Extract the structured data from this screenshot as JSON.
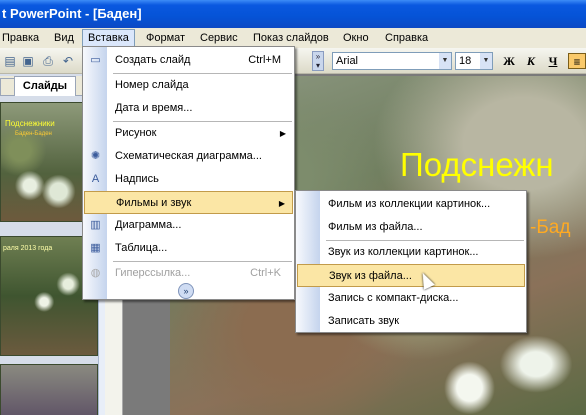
{
  "title_bar": {
    "title": "t PowerPoint - [Баден]"
  },
  "menubar": {
    "items": [
      "Правка",
      "Вид",
      "Вставка",
      "Формат",
      "Сервис",
      "Показ слайдов",
      "Окно",
      "Справка"
    ],
    "open_item": "Вставка"
  },
  "toolbar": {
    "font_name": "Arial",
    "font_size": "18",
    "bold": "Ж",
    "italic": "К",
    "underline": "Ч"
  },
  "left_panel": {
    "tab_slides": "Слайды",
    "thumb1_title": "Подснежники",
    "thumb1_sub": "Баден-Баден",
    "thumb2_text": "раля 2013 года"
  },
  "slide": {
    "title": "Подснежн",
    "subtitle": "-Бад"
  },
  "insert_menu": {
    "items": [
      {
        "label": "Создать слайд",
        "shortcut": "Ctrl+M",
        "icon": "new-slide-icon"
      },
      {
        "label": "Номер слайда",
        "shortcut": "",
        "icon": ""
      },
      {
        "label": "Дата и время...",
        "shortcut": "",
        "icon": ""
      },
      {
        "label": "Рисунок",
        "shortcut": "",
        "icon": "",
        "submenu": true
      },
      {
        "label": "Схематическая диаграмма...",
        "shortcut": "",
        "icon": "diagram-icon"
      },
      {
        "label": "Надпись",
        "shortcut": "",
        "icon": "textbox-icon"
      },
      {
        "label": "Фильмы и звук",
        "shortcut": "",
        "icon": "",
        "submenu": true,
        "highlighted": true
      },
      {
        "label": "Диаграмма...",
        "shortcut": "",
        "icon": "chart-icon"
      },
      {
        "label": "Таблица...",
        "shortcut": "",
        "icon": "table-icon"
      },
      {
        "label": "Гиперссылка...",
        "shortcut": "Ctrl+K",
        "icon": "hyperlink-icon",
        "disabled": true
      }
    ]
  },
  "movies_sound_menu": {
    "items": [
      {
        "label": "Фильм из коллекции картинок..."
      },
      {
        "label": "Фильм из файла..."
      },
      {
        "label": "Звук из коллекции картинок..."
      },
      {
        "label": "Звук из файла...",
        "highlighted": true
      },
      {
        "label": "Запись с компакт-диска..."
      },
      {
        "label": "Записать звук"
      }
    ]
  },
  "colors": {
    "highlight": "#fbe6a5",
    "title_bar": "#0553d6",
    "slide_title": "#ffff00"
  }
}
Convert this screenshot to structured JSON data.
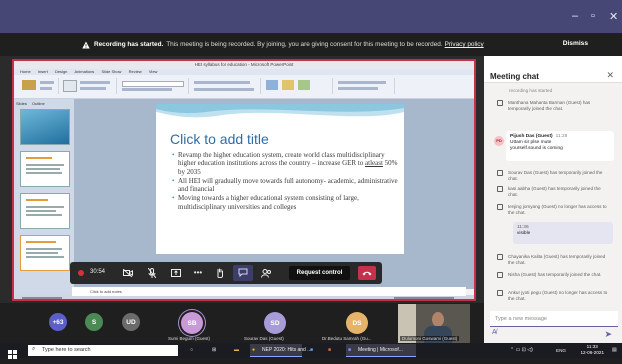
{
  "window": {
    "minimize": "–",
    "restore": "▫",
    "close": "✕"
  },
  "banner": {
    "bold": "Recording has started.",
    "message": "This meeting is being recorded. By joining, you are giving consent for this meeting to be recorded.",
    "link": "Privacy policy",
    "dismiss": "Dismiss"
  },
  "powerpoint": {
    "title": "HEI syllabus for education - Microsoft PowerPoint",
    "tabs": [
      "Home",
      "Insert",
      "Design",
      "Animations",
      "Slide Show",
      "Review",
      "View"
    ],
    "panel_tabs": [
      "Slides",
      "Outline"
    ],
    "notes_placeholder": "Click to add notes"
  },
  "slide": {
    "title": "Click to add title",
    "bullets": [
      {
        "pre": "Revamp the higher education system, create world class multidisciplinary higher education institutions across the country – increase GER to ",
        "underline": "atleast",
        "post": " 50% by 2035"
      },
      {
        "pre": "All HEI will gradually move towards full autonomy- academic, administrative and financial",
        "underline": "",
        "post": ""
      },
      {
        "pre": "Moving towards a higher educational system consisting of large, multidisciplinary universities and colleges",
        "underline": "",
        "post": ""
      }
    ]
  },
  "controls": {
    "timer": "30:54",
    "request_control": "Request control"
  },
  "participants": [
    {
      "initials": "+63",
      "name": "",
      "color": "#5b5fc7"
    },
    {
      "initials": "S",
      "name": "",
      "color": "#4b8a55"
    },
    {
      "initials": "UD",
      "name": "",
      "color": "#6b6b6b"
    },
    {
      "initials": "SB",
      "name": "Sumi Begum (Guest)",
      "color": "#c89ad8"
    },
    {
      "initials": "SD",
      "name": "Sourav Das (Guest)",
      "color": "#a99bd8"
    },
    {
      "initials": "DS",
      "name": "Dr.Bedutu Samrah (Gu...",
      "color": "#e6b36a"
    },
    {
      "initials": "",
      "name": "Dulumoni Goswami (Guest)",
      "color": ""
    }
  ],
  "chat": {
    "title": "Meeting chat",
    "top_line": "recording has started",
    "items": [
      {
        "kind": "event",
        "text": "Manthana Mahanta Barman (Guest) has temporarily joined the chat."
      },
      {
        "kind": "message",
        "initials": "PD",
        "name": "Pijush Das (Guest)",
        "time": "11:28",
        "lines": [
          "Uttam sir plse mute",
          "yourself.sound is coming"
        ]
      },
      {
        "kind": "event",
        "text": "Sourav Das (Guest) has temporarily joined the chat."
      },
      {
        "kind": "event",
        "text": "kasi aabha (Guest) has temporarily joined the chat."
      },
      {
        "kind": "event",
        "text": "tenjing jomyang (Guest) no longer has access to the chat."
      },
      {
        "kind": "mine",
        "time": "11:36",
        "text": "visible"
      },
      {
        "kind": "event",
        "text": "Chayanika Kalita (Guest) has temporarily joined the chat."
      },
      {
        "kind": "event",
        "text": "Nisha (Guest) has temporarily joined the chat."
      },
      {
        "kind": "event",
        "text": "Ankur jyoti pegu (Guest) no longer has access to the chat."
      }
    ],
    "compose_placeholder": "Type a new message"
  },
  "taskbar": {
    "search_placeholder": "Type here to search",
    "apps": [
      "NEP 2020: Hits and ...",
      "Meeting | Microsof..."
    ],
    "tray": "ENG",
    "time": "11:33",
    "date": "12-06-2021"
  },
  "colors": {
    "teams_purple": "#464775",
    "record_red": "#c4314b",
    "slide_title_blue": "#2c6da8"
  }
}
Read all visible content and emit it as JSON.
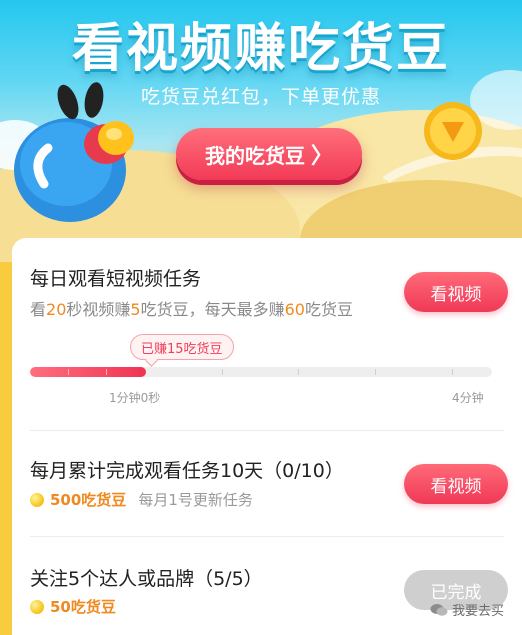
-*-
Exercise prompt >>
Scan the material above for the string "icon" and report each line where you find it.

Task answer >>
        "icon": "new-slide-icon"
        "icon": ""
        "icon": ""
        "icon": "",
        "icon": "diagram-icon"
        "icon": "textbox-icon"
        "icon": "",
        "icon": "chart-icon"
        "icon": "table-icon"
        "icon": "hyperlink-icon",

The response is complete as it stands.